The opinion of the court was delivered by: Moran, District Judge.
In counts 1 and 2 of the complaint the State charges that the
Federal Reserve Bank and Merchandise National Bank violated their
warranties of good title under the Uniform Commercial Code when
presenting the checks with forged endorsements for payment.
Ill.Rev.Stat., ch. 26, §§ 3-417(1)(a), 4-207(1)(a).*fn1 In count
3 the State charges Merchandise National Bank with violating an
express guarantee of the genuineness of the prior endorsements on
the checks. The State seeks the amount it paid on the checks,
prejudgment interest and costs.
The State argues that this court has subject matter
jurisdiction over the Federal Reserve Bank under 12 U.S.C. § 632,
which reads in pertinent part:
Notwithstanding any other provision of law, all suits
of a civil nature at common law or in equity to which
any Federal Reserve bank shall be a party shall be
deemed to arise under the laws of the United States,
and the district courts of the United States shall
have original jurisdiction of all such suits; and any
Federal Reserve bank which is a defendant in any such
suit may, at any time before the trial thereof,
remove such suit from a State court into the district
court of the United States for the proper district by

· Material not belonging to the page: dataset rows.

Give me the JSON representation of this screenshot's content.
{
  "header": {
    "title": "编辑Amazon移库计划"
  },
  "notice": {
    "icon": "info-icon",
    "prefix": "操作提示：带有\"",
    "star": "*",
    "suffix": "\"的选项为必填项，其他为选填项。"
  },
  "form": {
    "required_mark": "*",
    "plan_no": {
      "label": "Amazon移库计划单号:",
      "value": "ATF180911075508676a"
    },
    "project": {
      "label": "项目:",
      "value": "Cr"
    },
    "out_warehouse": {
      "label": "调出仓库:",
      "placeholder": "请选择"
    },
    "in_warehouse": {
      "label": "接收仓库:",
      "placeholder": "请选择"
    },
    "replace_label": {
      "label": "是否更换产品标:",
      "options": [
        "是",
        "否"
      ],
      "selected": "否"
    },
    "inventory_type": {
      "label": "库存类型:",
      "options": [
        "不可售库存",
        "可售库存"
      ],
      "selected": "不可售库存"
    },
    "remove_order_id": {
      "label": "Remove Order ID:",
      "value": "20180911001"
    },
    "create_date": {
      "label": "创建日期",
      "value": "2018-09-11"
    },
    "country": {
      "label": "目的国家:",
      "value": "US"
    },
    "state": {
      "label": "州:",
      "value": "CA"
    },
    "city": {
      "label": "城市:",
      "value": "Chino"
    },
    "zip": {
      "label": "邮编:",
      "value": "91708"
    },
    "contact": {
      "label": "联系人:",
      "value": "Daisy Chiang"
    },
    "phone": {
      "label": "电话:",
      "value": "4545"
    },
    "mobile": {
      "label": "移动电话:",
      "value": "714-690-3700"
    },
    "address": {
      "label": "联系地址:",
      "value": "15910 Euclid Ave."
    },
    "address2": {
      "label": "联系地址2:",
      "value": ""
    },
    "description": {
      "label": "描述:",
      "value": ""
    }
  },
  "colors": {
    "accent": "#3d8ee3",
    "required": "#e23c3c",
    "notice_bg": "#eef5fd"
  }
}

following the procedure for the removal of causes
otherwise provided by law. No attachment or execution
shall be issued against any Federal Reserve bank or
its property before final judgment in any suit,
action, or proceeding in any State, county,
municipal, or United States court.
We agree. The state also requests the court to exercise pendent
party jurisdiction over Merchandise National Bank. This we
decline to do.
Defendants' argument that this court lacks subject matter
jurisdiction over the claim against the Federal Reserve Bank can
be disposed of quickly. Their position is that § 632 only confers
jurisdiction over "civil" suits against or on behalf of federal
reserve banks. An action under the U.C.C. is not a "civil" action
they claim. Hence, the argument goes, this court has no subject
Section 632 applies, however, to "all suits of a civil nature"
to which a federal reserve bank is a party. Nothing in the U.C.C.
suggests that cases under it are not "civil in nature." The
U.C.C. was designed primarily to simplify, clarify and promote
the uniformity of commercial law. Ill.Rev.Stat., ch. 26, § 1-102.
The U.C.C. makes clear its intimate connection with the common
law in Section 1-103:
Unless displaced by the particular provisions of this
Act, the principles of law and equity, including the
law merchant and the law relative to capacity to
contract, principal and agent, estoppel, fraud,
misrepresentation, duress, coercion, mistake,
bankruptcy, or other validating or invalidating cause
shall supplement its provisions.
In addition, § 632 was designed to give federal courts
jurisdiction over actions involving federal reserve banks to the
same extent they had prior to the passage of section 12 of the
Act of February 13, 1925, c. 229, 43 Stat. 941 [now at 28 U.S.C. § 1349].
See pages 1264-1265 infra. During this earlier period
federal courts exercised jurisdiction over claims against federal
reserve banks much like the one at issue here. See Closter
National Bank v. Federal Reserve Bank of New York, 285 F. 138 (2d
The more difficult issue is whether this court has pendent
party jurisdiction over Merchandise National Bank. Pendent party
jurisdiction is the joinder of a party who is not otherwise
subject to federal jurisdiction. Pendent claim jurisdiction,
which is more common, is the joinder of a ...